Potter Hill Farm supplies Twigs Cafe with organic vegetables.
The following Q&A is from wheretoeatboston.com’s e-newsletter, which you can sign up for here.
Central Massachusetts local food hub Lettuce Be Local is dedicated to the environment, health and community by directly connecting traceable ingredients from local farms to chefs, schools and buyers. Owner & Chief Lettuce Officer Lynn Stromberg makes the farm connections to Twigs Cafe at Tower Hill Botanic Garden. This month’s featured Straight To The Plate restaurant has a commitment to and love for everything local. Chef/manager David Bigelbach shared Tower Hill’s approach.
Lynn: In your farm-to-table history, what’s your favorite experience, product or creation?
David: I support any and all farms, and my favorite thing to do is help out small family farms that are working very hard to get us good products. I think that, similar to teachers, farmers/herdsmen/cheesemakers are often undervalued and not nearly as supported in the U.S. as they are in other countries. I feel helpful if I can connect and buy directly from friends and neighbors.
Q. What local products are you currently working with and where are they sourced? What are your favorites?
A. I’m trying to use 100 percent local products all year, and if it’s not grown here I’ll buy it from a company that buys organic or sustainable and produces locally. I love Jim’s Coffee, Taza Chocolate and Spindrift seltzers. For fruits and vegetables we use whatever is in season, so recent specials feature asparagus, pea tips, kale, arugula, mixed greens and rhubarb. Our favorite locally-made products include all local cheeses, syrups from Old Friends Farm, sriracha from The Kitchen Garden, cider products from Carr’s Ciderhouse (we use a combination of their cider syrup and cider vinegar to make a New England “balsamic”) and cold pressed oils from Full Sun in Vermont.
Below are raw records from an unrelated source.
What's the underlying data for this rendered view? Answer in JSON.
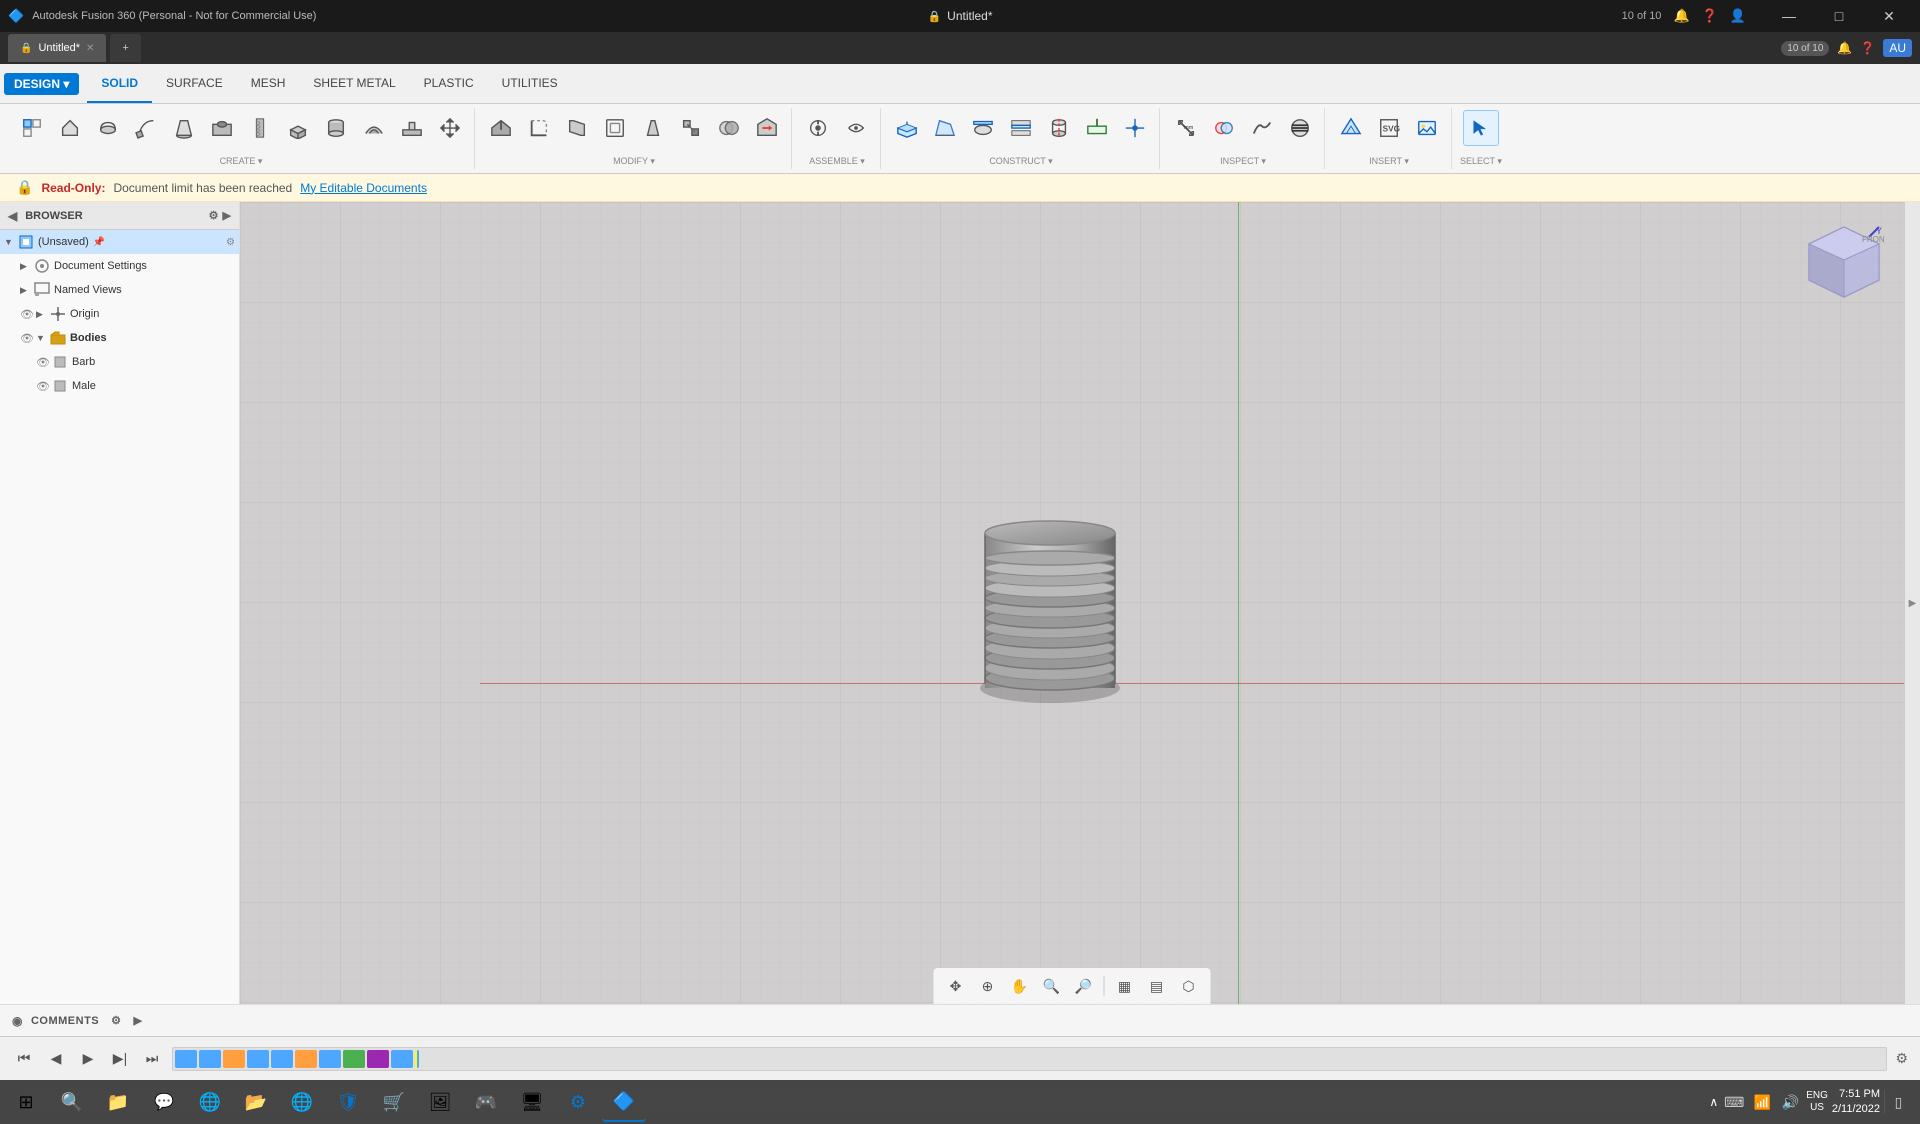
{
  "titlebar": {
    "app_title": "Autodesk Fusion 360 (Personal - Not for Commercial Use)",
    "logo": "🔷",
    "minimize": "—",
    "maximize": "□",
    "close": "✕"
  },
  "tabs": {
    "document_title": "Untitled*",
    "close_tab": "✕",
    "new_tab": "+",
    "document_count": "10 of 10"
  },
  "menu": {
    "design_label": "DESIGN ▾",
    "tabs": [
      "SOLID",
      "SURFACE",
      "MESH",
      "SHEET METAL",
      "PLASTIC",
      "UTILITIES"
    ],
    "active_tab": "SOLID"
  },
  "toolbar": {
    "groups": [
      {
        "label": "CREATE ▾",
        "icons": [
          "new-component",
          "extrude",
          "revolve",
          "sweep",
          "loft",
          "rib",
          "web",
          "emboss",
          "hole",
          "thread",
          "box",
          "cylinder"
        ]
      },
      {
        "label": "MODIFY ▾",
        "icons": [
          "press-pull",
          "fillet",
          "chamfer",
          "shell",
          "draft",
          "scale",
          "combine",
          "replace-face"
        ]
      },
      {
        "label": "ASSEMBLE ▾",
        "icons": [
          "joint",
          "motion-link"
        ]
      },
      {
        "label": "CONSTRUCT ▾",
        "icons": [
          "offset-plane",
          "plane-at-angle",
          "tangent-plane",
          "midplane",
          "axis-through-cylinder",
          "axis-perpendicular",
          "point"
        ]
      },
      {
        "label": "INSPECT ▾",
        "icons": [
          "measure",
          "interference",
          "curvature-comb",
          "zebra"
        ]
      },
      {
        "label": "INSERT ▾",
        "icons": [
          "insert-mesh",
          "insert-svg",
          "insert-image"
        ]
      },
      {
        "label": "SELECT ▾",
        "icons": [
          "select-arrow"
        ]
      }
    ]
  },
  "notification": {
    "lock_icon": "🔒",
    "readonly_label": "Read-Only:",
    "message": "Document limit has been reached",
    "link": "My Editable Documents"
  },
  "browser": {
    "title": "BROWSER",
    "items": [
      {
        "level": 0,
        "label": "(Unsaved)",
        "icon": "component",
        "arrow": "▶",
        "hasEye": false,
        "pinned": true
      },
      {
        "level": 1,
        "label": "Document Settings",
        "icon": "settings",
        "arrow": "▶",
        "hasEye": false
      },
      {
        "level": 1,
        "label": "Named Views",
        "icon": "views",
        "arrow": "▶",
        "hasEye": false
      },
      {
        "level": 1,
        "label": "Origin",
        "icon": "origin",
        "arrow": "▶",
        "hasEye": true
      },
      {
        "level": 1,
        "label": "Bodies",
        "icon": "bodies",
        "arrow": "▼",
        "hasEye": true
      },
      {
        "level": 2,
        "label": "Barb",
        "icon": "body",
        "arrow": "",
        "hasEye": true
      },
      {
        "level": 2,
        "label": "Male",
        "icon": "body",
        "arrow": "",
        "hasEye": true
      }
    ]
  },
  "viewport": {
    "background_color": "#d0cece"
  },
  "viewcube": {
    "label": "FRONT",
    "axis_y": "Y",
    "axis_x": "",
    "color_top": "#4444cc",
    "color_front": "#4444cc"
  },
  "comments": {
    "label": "COMMENTS",
    "settings_icon": "⚙",
    "expand_icon": "◉"
  },
  "timeline": {
    "items": [
      {
        "type": "blue",
        "count": 1
      },
      {
        "type": "blue",
        "count": 2
      },
      {
        "type": "orange",
        "count": 3
      },
      {
        "type": "blue",
        "count": 4
      },
      {
        "type": "green",
        "count": 5
      },
      {
        "type": "blue",
        "count": 6
      },
      {
        "type": "purple",
        "count": 7
      },
      {
        "type": "gray",
        "count": 8
      },
      {
        "type": "blue",
        "count": 9
      },
      {
        "type": "blue",
        "count": 10
      }
    ]
  },
  "taskbar": {
    "time": "7:51 PM",
    "date": "2/11/2022",
    "locale": "ENG\nUS",
    "icons": [
      "⊞",
      "🔍",
      "📁",
      "💬",
      "🌐",
      "📁",
      "🌐",
      "🛡",
      "🌐",
      "🔵",
      "🌐",
      "🎮",
      "🌐",
      "🖥",
      "🔧"
    ]
  }
}
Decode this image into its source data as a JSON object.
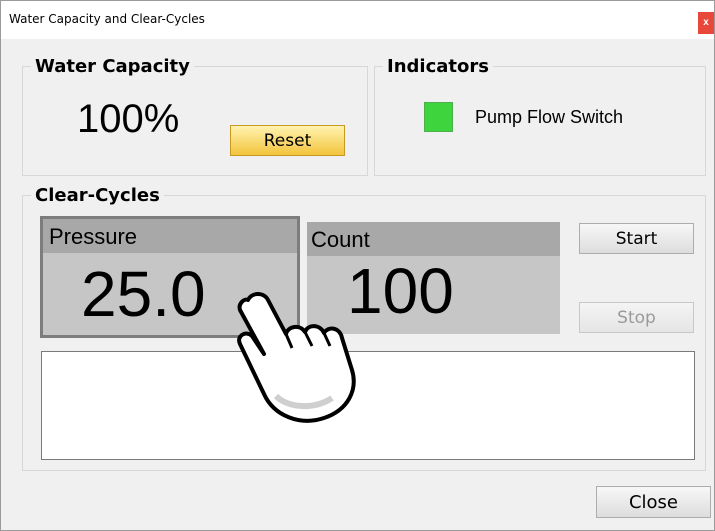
{
  "window": {
    "title": "Water Capacity and Clear-Cycles",
    "close_glyph": "x"
  },
  "water_capacity": {
    "label": "Water Capacity",
    "value": "100%",
    "reset_label": "Reset"
  },
  "indicators": {
    "label": "Indicators",
    "pump_flow_switch": "Pump Flow Switch",
    "pump_led_color": "#3ed43e"
  },
  "clear_cycles": {
    "label": "Clear-Cycles",
    "pressure_label": "Pressure",
    "pressure_value": "25.0",
    "count_label": "Count",
    "count_value": "100",
    "start_label": "Start",
    "stop_label": "Stop",
    "log_text": ""
  },
  "footer": {
    "close_label": "Close"
  },
  "overlay": {
    "cursor_icon": "hand-pointer-icon"
  }
}
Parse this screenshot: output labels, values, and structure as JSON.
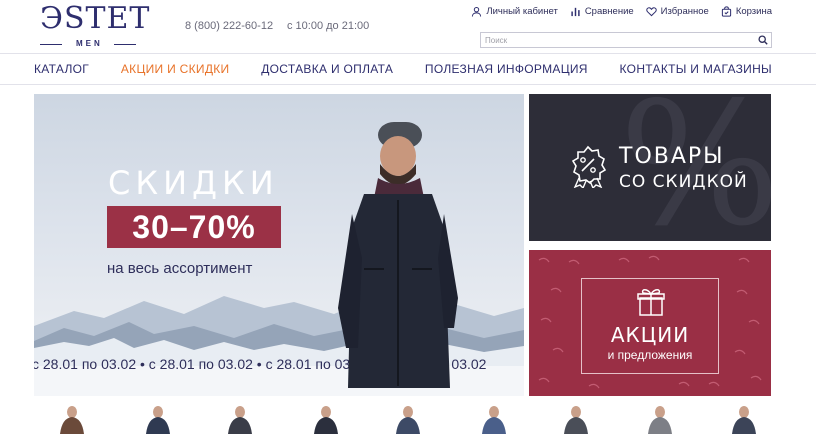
{
  "logo": {
    "main": "ЭSTET",
    "sub": "MEN"
  },
  "header": {
    "phone": "8 (800) 222-60-12",
    "hours": "с 10:00 до 21:00"
  },
  "user_links": [
    {
      "label": "Личный кабинет",
      "icon": "user-icon"
    },
    {
      "label": "Сравнение",
      "icon": "bar-chart-icon"
    },
    {
      "label": "Избранное",
      "icon": "heart-icon"
    },
    {
      "label": "Корзина",
      "icon": "basket-icon"
    }
  ],
  "search": {
    "placeholder": "Поиск",
    "value": ""
  },
  "nav": [
    {
      "label": "КАТАЛОГ",
      "active": false
    },
    {
      "label": "АКЦИИ И СКИДКИ",
      "active": true
    },
    {
      "label": "ДОСТАВКА И ОПЛАТА",
      "active": false
    },
    {
      "label": "ПОЛЕЗНАЯ ИНФОРМАЦИЯ",
      "active": false
    },
    {
      "label": "КОНТАКТЫ И МАГАЗИНЫ",
      "active": false
    }
  ],
  "hero": {
    "title": "СКИДКИ",
    "badge": "30–70%",
    "subtitle": "на весь ассортимент",
    "dates": "с 28.01 по 03.02  •  с 28.01 по 03.02  •  с 28.01 по 03.02  •  с 28.01 по 03.02"
  },
  "promo_sale": {
    "line1": "ТОВАРЫ",
    "line2": "СО СКИДКОЙ",
    "icon": "discount-badge-icon",
    "symbol": "%"
  },
  "promo_actions": {
    "line1": "АКЦИИ",
    "line2": "и предложения",
    "icon": "gift-icon"
  },
  "colors": {
    "brand": "#2e2e6e",
    "accent": "#e8732a",
    "badge": "#9b3146",
    "dark_panel": "#2d2d38",
    "wine_panel": "#9a2f45"
  },
  "thumbnails_count": 9
}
Q. Sourcing local farm ingredients on a day-to-day basis is full of unknowns — what particular challenges are you facing or have you overcome this season?
A. For us, location is the biggest challenge. It makes sense for a farm to deliver vegetables if they go to a city with large farmer’s markets or many farm-to-table kitchens, but there aren’t many other kitchens around here doing what we do. That’s where Lettuce Be Local really makes it happen for us — if not for their work I would be lost. Being able to purchase just a few items from a bunch of different farms at the same time makes it possible for us to choose sustainable, local and seasonal. Through them I met Spring Ridge Farm where we get eggs, chicken and pork, Potter Hill Farm for fantastic organic veggies, and Lilac Hedge Farm for more chicken, pork and beef.